### Work instructions
Apart from the pictures, every record here must be copied word for word.

(Element data from apps and pages)
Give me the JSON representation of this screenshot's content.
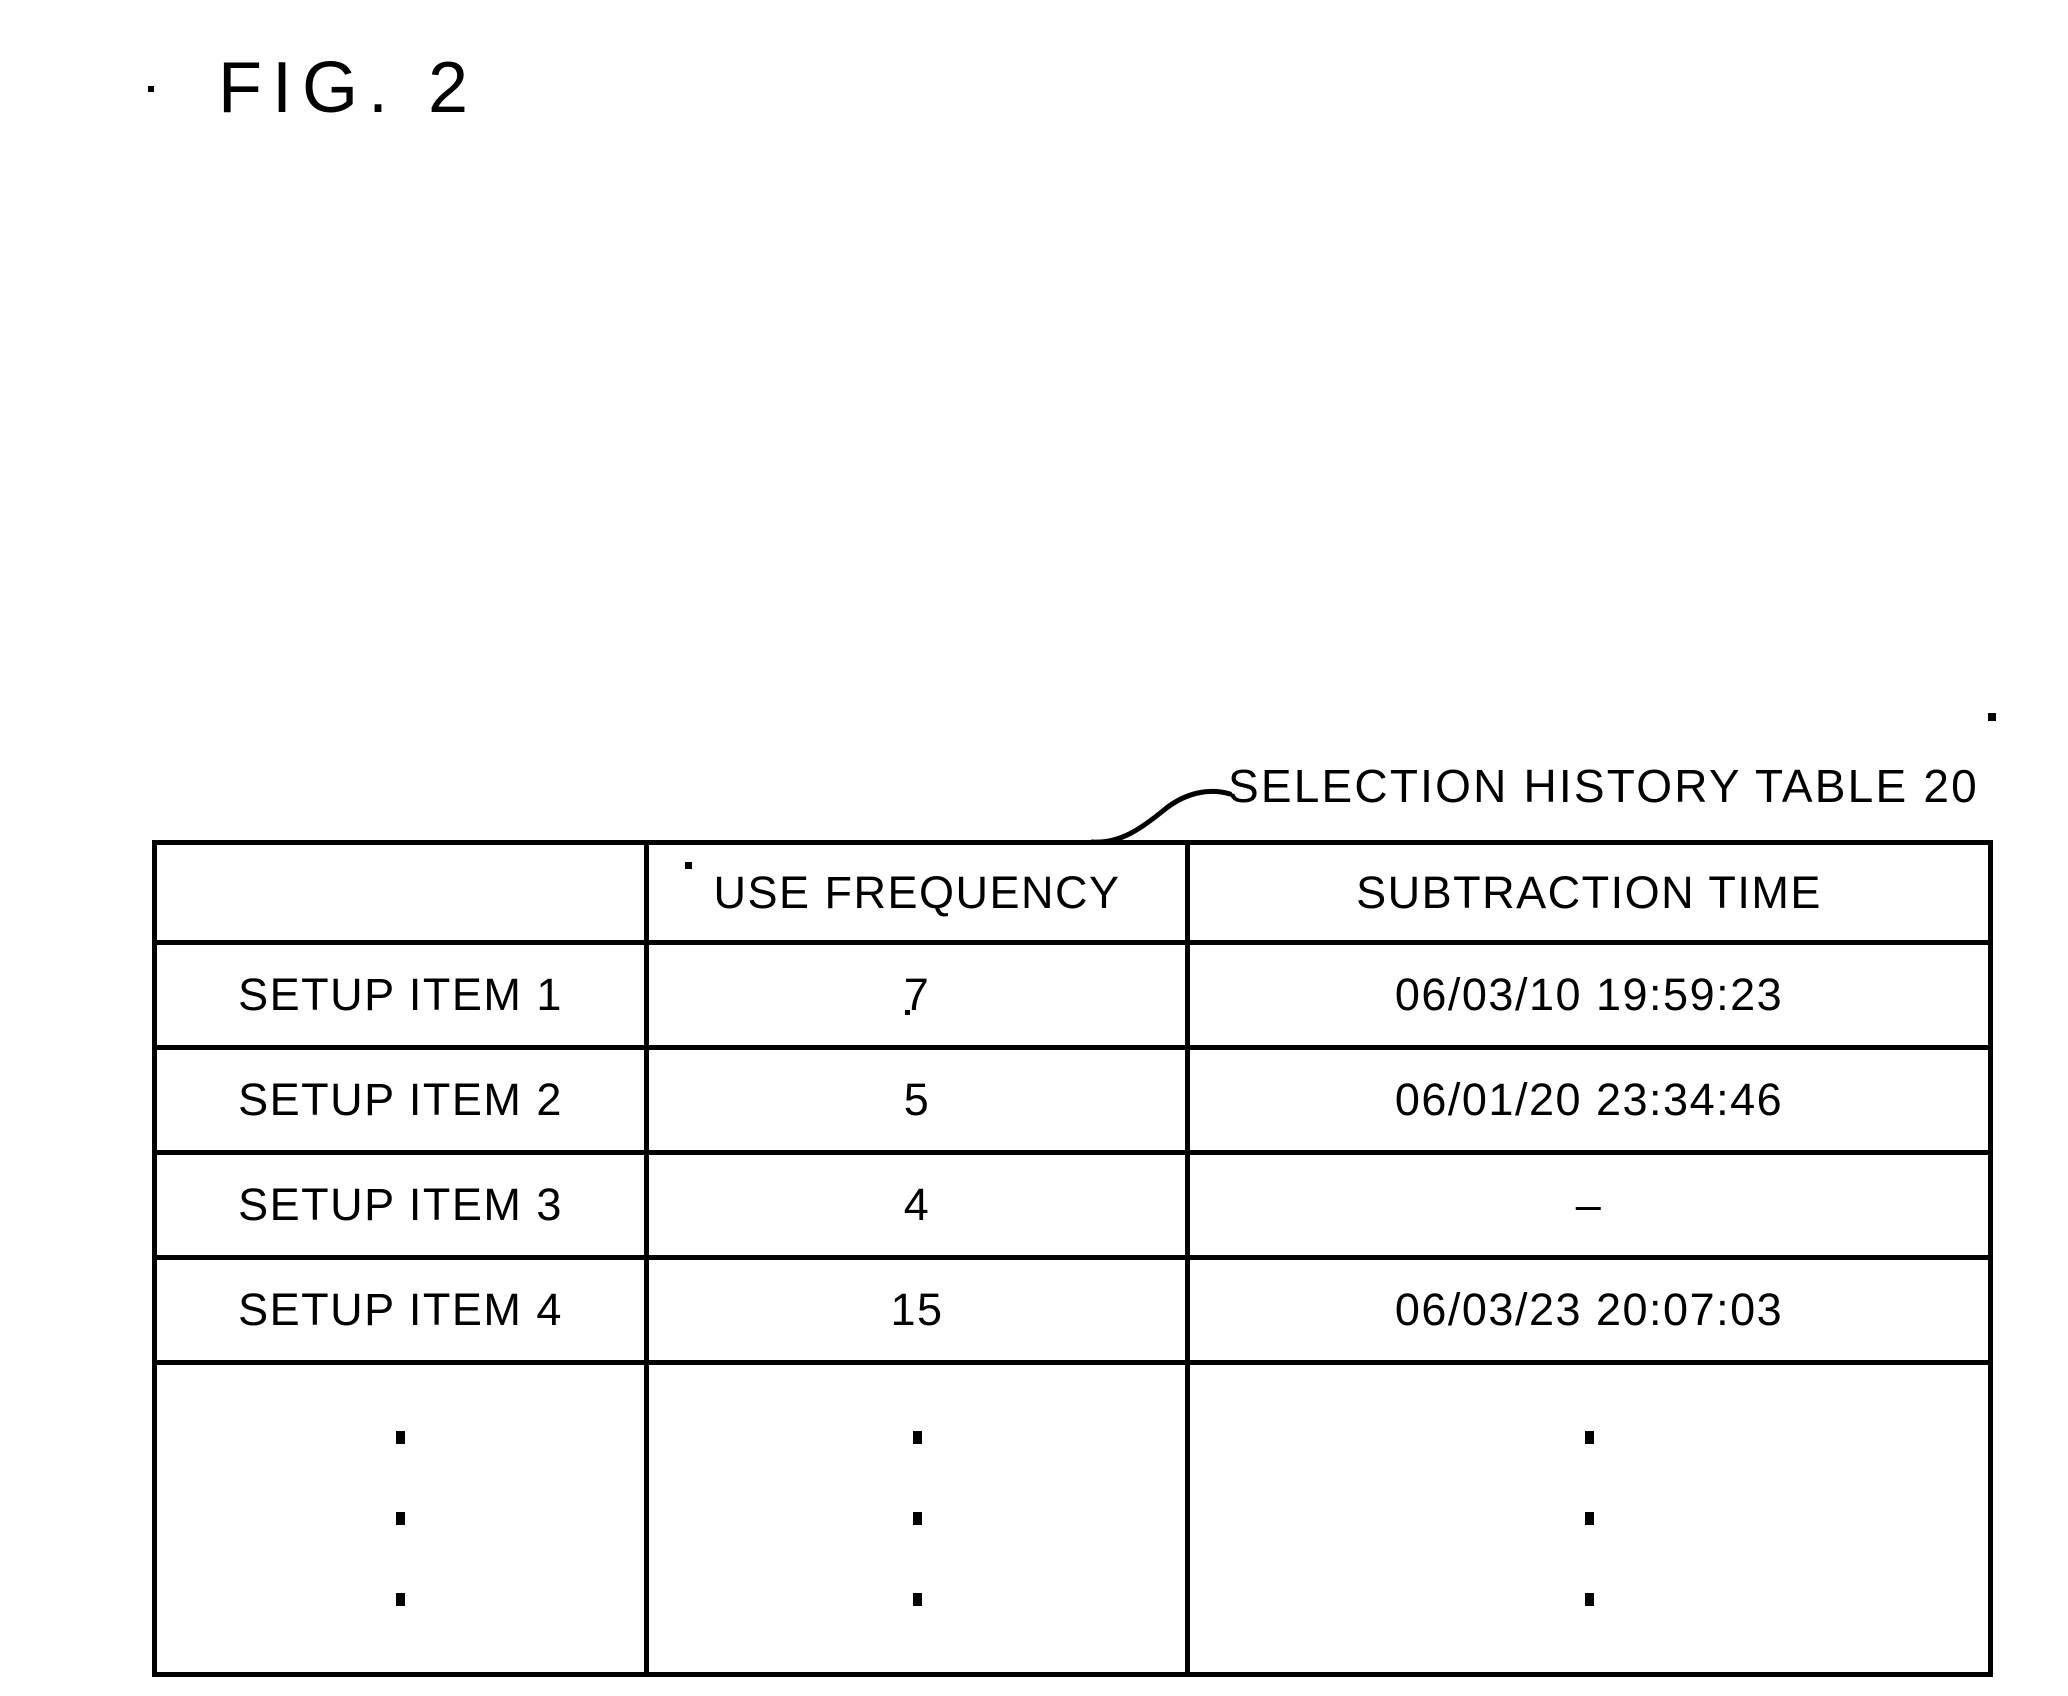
{
  "figure": {
    "title": "FIG.  2"
  },
  "callout": {
    "label": "SELECTION HISTORY TABLE 20",
    "leader_icon": "curved-leader-line"
  },
  "table": {
    "columns": [
      {
        "key": "item",
        "header": ""
      },
      {
        "key": "frequency",
        "header": "USE FREQUENCY"
      },
      {
        "key": "subtraction",
        "header": "SUBTRACTION TIME"
      }
    ],
    "rows": [
      {
        "item": "SETUP ITEM 1",
        "frequency": "7",
        "subtraction": "06/03/10 19:59:23"
      },
      {
        "item": "SETUP ITEM 2",
        "frequency": "5",
        "subtraction": "06/01/20 23:34:46"
      },
      {
        "item": "SETUP ITEM 3",
        "frequency": "4",
        "subtraction": "–"
      },
      {
        "item": "SETUP ITEM 4",
        "frequency": "15",
        "subtraction": "06/03/23 20:07:03"
      }
    ],
    "continuation": {
      "marker": "vertical-ellipsis",
      "dots": 3
    }
  },
  "colors": {
    "ink": "#000000",
    "paper": "#ffffff"
  }
}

### Solved exercise
Give me the JSON representation of this screenshot's content.
{
  "figure": {
    "title": "FIG.  2"
  },
  "callout": {
    "label": "SELECTION HISTORY TABLE 20",
    "leader_icon": "curved-leader-line"
  },
  "table": {
    "columns": [
      {
        "key": "item",
        "header": ""
      },
      {
        "key": "frequency",
        "header": "USE FREQUENCY"
      },
      {
        "key": "subtraction",
        "header": "SUBTRACTION TIME"
      }
    ],
    "rows": [
      {
        "item": "SETUP ITEM 1",
        "frequency": "7",
        "subtraction": "06/03/10 19:59:23"
      },
      {
        "item": "SETUP ITEM 2",
        "frequency": "5",
        "subtraction": "06/01/20 23:34:46"
      },
      {
        "item": "SETUP ITEM 3",
        "frequency": "4",
        "subtraction": "–"
      },
      {
        "item": "SETUP ITEM 4",
        "frequency": "15",
        "subtraction": "06/03/23 20:07:03"
      }
    ],
    "continuation": {
      "marker": "vertical-ellipsis",
      "dots": 3
    }
  },
  "colors": {
    "ink": "#000000",
    "paper": "#ffffff"
  }
}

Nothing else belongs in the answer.